“Only stuntmen get hurt.”
He does this in a manner that suggests you are a guest at his party and he is standing in front of you, waving his hands in your direction to get your full attention, before launching into a story that’s been told many, many times before, always to good and lighthearted result.
You get the idea. This is a book written by a man who loves the sound of applause.
Each chapter presents a rule or two, a few of what are, in this book referred to as “Fun Factners” (example: One of Candice Bergen’s first films was The Sand Pebbles, which was also my nickname for my kidney stones) and an anecdote which, more often than not, references “Star Trek,” “Boston Legal” or horses. The format allows Mr. Shatner to laughingly settle some old scores (George Takei, David E. Kelley) or to share information about his life and loves (horses, grandchildren).
Along the way, the reader dodges any number of ricocheting quips, barbs, and memory shards:

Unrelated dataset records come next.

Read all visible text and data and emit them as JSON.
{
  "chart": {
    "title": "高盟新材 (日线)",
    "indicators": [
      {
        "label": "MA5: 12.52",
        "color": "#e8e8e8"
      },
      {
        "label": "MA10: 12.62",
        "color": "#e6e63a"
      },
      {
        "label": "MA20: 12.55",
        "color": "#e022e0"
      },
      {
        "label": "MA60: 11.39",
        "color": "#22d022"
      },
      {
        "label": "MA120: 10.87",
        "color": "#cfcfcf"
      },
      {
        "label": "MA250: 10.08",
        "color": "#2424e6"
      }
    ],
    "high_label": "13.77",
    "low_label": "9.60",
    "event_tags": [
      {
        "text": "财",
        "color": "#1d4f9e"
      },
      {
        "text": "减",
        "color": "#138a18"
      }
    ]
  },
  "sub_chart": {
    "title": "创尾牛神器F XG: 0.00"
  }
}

About his iconic role: “‘Star Trek’ never really caught on with audiences, ran for three seasons, and was canceled. I wish I had taken notes at the time, because you people sure do have a lot of questions about it.”
About his health: “For many years, I suffered from tinnitus. Now, it only flares up when I don’t want to listen to all those questions about ‘Star Trek.’”
About horses: “Seeing one of these animals in action is not unlike watching a ballerina at work.”
About his recording career: “I tried to explain . . . what I was attempting to do with The Transformed Man, which was link great literature of the past with great modern literature—the poetry found in many songs of the sixties.” (The result was, in part, a classically bad version of “Lucy in the Sky with Diamonds.”)
About Facebook: “I had had my Facebook profile for a few years. I’d been taking quizzes, tending my Farmville animals, poking and getting poked, and in March of 2011, the overlords inside the fortress of Facebook mountain decide that I was a fake William Shatner and deleted me.”
And about himself: “Depending on the location, when you meet me, you probably won’t meet Shatner. I will probably be in Bob mode. Bill’s a very nice guy. He likes horses, and his kids and grandkids. Bill adores his wife. Bill turns the lights off at night and makes sure the bills get paid, and he memorizes his lines during his spare time so he doesn’t get fired from his current job. That’s who Bill is.”
And during the parts of the book in which things get written in “Bill mode,” the results are surprisingly candid. Like the part about his previous’ wife’s sudden and early death from drowning and the brief time he spent as a potential murder suspect.
And the part where he speaks to his personal dread of mortality and his fear for the mortality of planet Earth. (“I often felt like my character in the classic ‘Twilight Zone’ episode ‘Nightmare at 20,000 feet.’ I was shouting about impending disaster, but no one was listening.”)
And this sweet part, about his moment of clarity, experienced in the Himalayas, while he was staying at an ancient Buddhist temple, sometime during the 1980s:
“The enlightenment was this: that there exists nowhere on Earth a ‘soulful place,’ but that all, everywhere you are, is the soulful place. I could achieve what the Buddhist monks were trying to achieve in the valley at the confluence of Mount Everest and all those other holy mountains—wherever I was.
“This entire world is filled with mystical qualities, including my little slice of the world, with its horses and dogs and loved ones and that paradise and enlightenment are always within my reach.”
Of course, here, at this point, Mr. Shatner intrudes, to comment:
“Although, honestly, I wish that wave of perception had come to me on the first night in Tibet. I would have hotfooted it to the nearest resort as soon as possible. Enlightenment can arrive in a hot tub, too.”
And so it goes. In the end, Shatner’s Rules, like Shatner’s ego and Shatner’s vocal patterns, are uniquely his own. And having learned his life’s lessons well, William Shatner does not just want cake—he takes it as well.